No description tag. Which search listing would you click?

No description tag. Which search listing would you click?

That’s a shame, because readers are less likely to click through and read what you wrote. You took some chances chasing those feral goats.

Write your description tag. Make it 150–160 characters.

Don’t Succumb to Link Madness

Don’t start linking to every single relevant key phrase in your post. Google knows what you’re trying to do. And it’s hard to read.

Instead of trying to guess “right” number of links (there’s no such thing), follow the next two rules:

If you cite someone else’s work, link to it. Don’t just name them. Link to it. On the web, links are citations. Simply saying “Jane wrote this” is not.

Oh, and use a followed link. Nofollowing citations is like leaving a penny for a tip. It’s not just stingy. It’s a little tacky.

If you mention something that includes a useful resource, link to that, too.
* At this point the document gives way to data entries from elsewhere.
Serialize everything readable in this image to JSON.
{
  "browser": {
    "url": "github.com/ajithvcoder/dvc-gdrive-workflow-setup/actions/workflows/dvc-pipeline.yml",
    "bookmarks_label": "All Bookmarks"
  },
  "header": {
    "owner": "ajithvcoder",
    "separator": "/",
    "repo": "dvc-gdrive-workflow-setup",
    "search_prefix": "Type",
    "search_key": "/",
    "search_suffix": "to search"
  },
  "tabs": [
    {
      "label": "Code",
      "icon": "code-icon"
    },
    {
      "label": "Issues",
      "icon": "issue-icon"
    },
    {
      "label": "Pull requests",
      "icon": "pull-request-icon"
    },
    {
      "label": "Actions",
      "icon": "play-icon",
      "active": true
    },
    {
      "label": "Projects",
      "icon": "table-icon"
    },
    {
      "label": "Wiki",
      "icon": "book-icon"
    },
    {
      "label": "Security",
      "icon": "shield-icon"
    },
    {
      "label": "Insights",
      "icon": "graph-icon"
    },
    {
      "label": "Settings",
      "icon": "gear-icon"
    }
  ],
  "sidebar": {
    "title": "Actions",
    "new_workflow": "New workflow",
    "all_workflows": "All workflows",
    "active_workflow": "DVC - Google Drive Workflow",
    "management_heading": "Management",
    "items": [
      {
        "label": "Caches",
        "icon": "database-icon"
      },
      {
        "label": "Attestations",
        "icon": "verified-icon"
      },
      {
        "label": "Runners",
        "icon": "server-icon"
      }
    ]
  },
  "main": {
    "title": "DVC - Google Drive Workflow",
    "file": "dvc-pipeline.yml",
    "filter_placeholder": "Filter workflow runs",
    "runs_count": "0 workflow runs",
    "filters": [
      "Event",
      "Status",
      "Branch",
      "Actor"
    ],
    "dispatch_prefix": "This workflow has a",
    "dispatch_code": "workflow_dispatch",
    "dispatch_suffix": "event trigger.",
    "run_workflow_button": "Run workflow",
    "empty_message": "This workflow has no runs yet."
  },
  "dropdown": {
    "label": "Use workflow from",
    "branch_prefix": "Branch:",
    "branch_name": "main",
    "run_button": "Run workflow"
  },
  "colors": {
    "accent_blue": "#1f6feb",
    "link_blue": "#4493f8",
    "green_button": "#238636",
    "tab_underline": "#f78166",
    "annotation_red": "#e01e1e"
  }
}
Once. And it really needs to be useful. “Useful” means that the reader will click that link and say “Hey, thanks, that’s useful.” If they’ll click the link and say “Where the hell is my back button,” forget it.

Reduce Distance From Perfect

All these tips reduce distance from perfect. By doing that, they:

  • Improve the reader’s return on time invested
  • Increase the chance they’ll read more
  • Increase the chance they’ll share
  • Increase the chance they’ll subscribe

If you’re creating content purely for SEO (sigh) then these improvements are a win. They’re also sneaky: These little tweaks mean you deliver better content on every channel. That’s a future-proof, cross-channel win that helps you grow.

Got any other tips? Post them below.

I did a Slideshare about this. It was popular. So I’m going into a little more detail in this post. If you want the slideshare, get it here.

2 Comments

  1. Hi Ian,

    I couldn’t agree more to what you have written. Writing a great content is great only if it is represented in a great way. Paragraphing, adding bullets and number, improving readability are much more important.
    Several people just keep scrolling to find the best information and that is it. I totally agree with you on this.

  2. this is definitely the way to do it, I myself find that because I have spent that much time coding I have forgotten a lot of real english and grammar and I am from England :) .

    Another tip to make that post even better, reform it as a youtube video, have the link to your home page in the video description, and embed that video in the post.

    This will make your video more powerful in youtube rankwise and a side benefit is your main page gets some juice from youtube :)

Comments are closed.